It is common belief that those who call themselves Naxalites are inhuman, in spite of their professed politics of speaking for the rural poor. All groups, which subject people to their murderous notions of what is ‘correct’ with a sense of finality and arbitrariness need to be seen as inhuman. But if this category includes the usual suspects, space must also be kept for those who destroy the world for a telos which is theirs alone. This includes the 9 per cent-obsessed economists, land ‘developers’ and mining mafias who have no regard for those they displace. For if the Naxalites are predators, so are the Lafarges and the Reddy Brothers and the Vedantas and the Tiscos who only serve their own interests.
The irony lies in the fact that while the poor who protest their displacement are either killed or imprisoned, those who exploit rural resources enjoy full State support. Lest anyone thinks the State doesn’t support illegal actions, one needs only to draw attention to two recent cases where illegal plunder took place. The BJP government in Karnataka was fully
aware of the mining excesses of the Reddy brothers. So was the Congress government in Andhra Pradesh.
If these powerful people couldn’t stand up to the mining mafia (or chose to look away) how could anyone expect a poor tribal who was being handed a few thousand rupees to fight the might of the mine lords? In Meghalaya, Lafarge did not dispute the illegality of its actions. The Centre’s and Lafarge’s initial plea was that the court’s stay on illegal mining would upset India’s relations with Bangladesh or that Lafarge would compensate.
The State has consistently expedited development only where there was profit to be made.
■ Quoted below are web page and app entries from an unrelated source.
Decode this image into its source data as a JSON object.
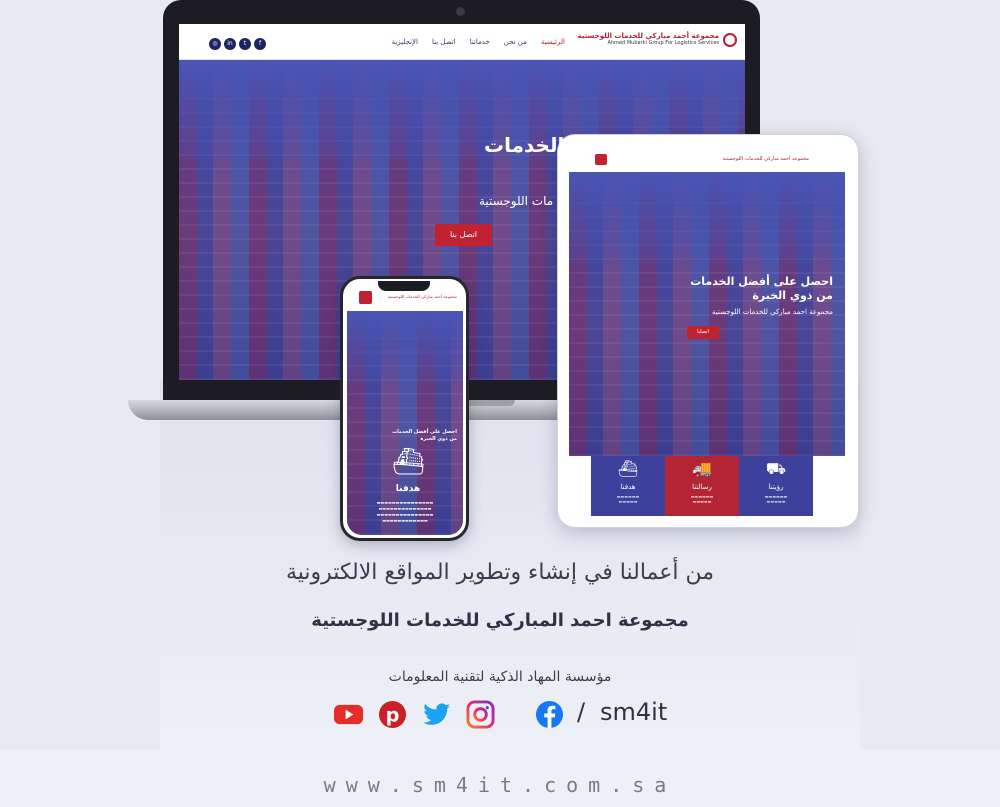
{
  "laptop": {
    "logo_line1": "مجموعة أحمد مباركي للخدمات اللوجستية",
    "logo_line2": "Ahmed Mubarki Group For Logistics Services",
    "nav": [
      "الرئيسية",
      "من نحن",
      "خدماتنا",
      "اتصل بنا",
      "الإنجليزية"
    ],
    "hero_title": "الخدمات",
    "hero_subtitle": "مات اللوجستية",
    "cta": "اتصل بنا"
  },
  "tablet": {
    "hero_title_line1": "احصل على أفضل الخدمات",
    "hero_title_line2": "من ذوي الخبرة",
    "hero_subtitle": "مجموعة احمد مباركي للخدمات اللوجستية",
    "cta": "اتصلنا",
    "cards": [
      {
        "label": "هدفنا",
        "icon": "ship-icon"
      },
      {
        "label": "رسالتنا",
        "icon": "truck-icon"
      },
      {
        "label": "رؤيتنا",
        "icon": "forklift-icon"
      }
    ]
  },
  "phone": {
    "hero_title_line1": "احصل على أفضل الخدمات",
    "hero_title_line2": "من ذوي الخبرة",
    "goal_label": "هدفنا"
  },
  "headline": "من أعمالنا في إنشاء وتطوير المواقع الالكترونية",
  "subheadline": "مجموعة احمد المباركي للخدمات اللوجستية",
  "company": "مؤسسة المهاد الذكية لتقنية المعلومات",
  "handle": "sm4it",
  "slash": "/",
  "social_icons": [
    "youtube-icon",
    "pinterest-icon",
    "twitter-icon",
    "instagram-icon",
    "facebook-icon"
  ],
  "url": "www.sm4it.com.sa",
  "colors": {
    "brand_red": "#c0232f",
    "brand_blue": "#3d419c",
    "youtube": "#e52d27",
    "pinterest": "#cb2027",
    "twitter": "#1da1f2",
    "instagram": "#c13584",
    "facebook": "#1877f2"
  }
}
Improvement of living conditions of the rural poor has never been on its agenda. Acts like the Recognition of Forest Rights Act which took decades to be passed are still not sincerely implemented. This does not imply that all tribal’s must, therefore, become Naxals but that those who were collateral by default are now being made collateral by choice.
Pankaj Butalia is a Delhi-based film-maker
The views expressed by the author are personal